Last weekend, the massive earthquake and subsequent tsunami that struck Japan caused widespread devastation underlining the fact that the potential for natural disaster is always present.
Here at home, the Indiana Department of Homeland Security (IDHS) is wrapping up their observance of severe weather preparedness week.
Throughout the Midwest, seasonal storms are well-known for leaving devastation in their path. Spring is especially unpredictable since temperatures routinely swing back and forth between balmy and frigid. When warm, moist air collides with cool, dry air, thunderstorms can bring lightning, tornadoes and flooding. Historically, Indiana has experienced some of its worst weather-related incidents during the spring months.
Thunderstorms can produce large hail, fl¬ash fl¬oods, heavy rain, lightning, strong winds and tornadoes that can reach speeds in excess of 300 mph, be more than a mile wide and cover approximately 50 miles during destruction.
Schools across the state simultaneously practiced tornado drills on Wednesday when the Emergency Alert System sounded.
According to IDHS executive director Joe Wainscott, every school, family and business should take time now to review or create a weather safety action plan since planning and preparedness help minimize weather related deaths, injuries and property damage.
"Being informed is an essential first step, but Hoosiers must also join the effort of being prepared," Joe Wainscott, IDHS Executive Director, said. "During a disaster, emergency services may be stressed and in high demand. Being able to take care of your own needs - for even a short time - will help responders assist those needing it most."
Since weather-related emergencies are often unexpected and come in many forms - downed trees, power outages and wet basements are some of the more common while over 17,000 homes and businesses were damaged in the fall of 2008 when a three-day torrential rainstorm caused the Little Calumet River to spill over its banks - the degree of severity ultimately determines the course of action that must be followed to ensure community safety.
Along with the experts at IDHS, the Federal Emergency Management Agency (FEMA), National Weather Service, American Red Cross, Centers for Disease Control and Prevention as well as our individual cities and towns have all created emergency management/preparedness plans.
While each organization has a slightly different focus, the overall message remains the same: the best thing you can do is be prepared.
In addition to staying informed--you should know the difference between a watch (conditions are favorable for severe weather) and warning (severe weather is occurring or likely to occur soon) - the key steps for being prepared include making a plan, building a kit and getting involved.
Start by considering the special needs of children, seniors or people with disabilities, family members that don't speak English and pets. Plan where to meet after a disaster choosing two places, one near your home and one outside your neighborhood (gas tanks should always be at least half full). Then, designate an out-of-area contact person who would most likely not be affected by the same emergency.

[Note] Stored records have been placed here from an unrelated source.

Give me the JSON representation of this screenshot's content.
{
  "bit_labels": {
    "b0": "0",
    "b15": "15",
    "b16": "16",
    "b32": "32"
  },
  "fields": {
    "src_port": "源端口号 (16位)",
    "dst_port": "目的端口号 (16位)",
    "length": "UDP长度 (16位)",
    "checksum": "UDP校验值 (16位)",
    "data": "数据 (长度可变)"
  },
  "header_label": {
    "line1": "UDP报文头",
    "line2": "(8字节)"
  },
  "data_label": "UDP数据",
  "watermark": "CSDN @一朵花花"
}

Provide this person with names and contact information and instruct family members to check in with this person if you are separated during an emergency.
Everyone is encouraged to put together a disaster preparedness kit. Here are 10 important things to include:
1. Food and water for 3 days (includes 3 gallons of water per person, per day)
2. Battery operated all hazards radio
4. Extra batteries for radio and flashlight
5. First aid kit
6. Extra clothing, sturdy shoes, rain gear, blankets and personal hygiene items
7. List of emergency phone numbers
8. Important documents (copies of photo ID, social security card, insurance and banking information)
9. Cash (small bills/power outages can limit access to ATMs and the ability to use credit cards)
10. Special items (baby formula, insulin, life sustaining medication)
There are many different levels for getting involved and making our communities safer, stronger and better prepared to respond in an emergency situation. You can start with first aid and emergency response training. From there you could volunteer and support your local first responders.
In the event of a major disaster, emergency response services may not be able to respond to everyone's needs immediately. You could be on your own for at least the first 72 hours.
To learn more about preparing for severe weather, begin your search at www.GetPrepared.in.gov.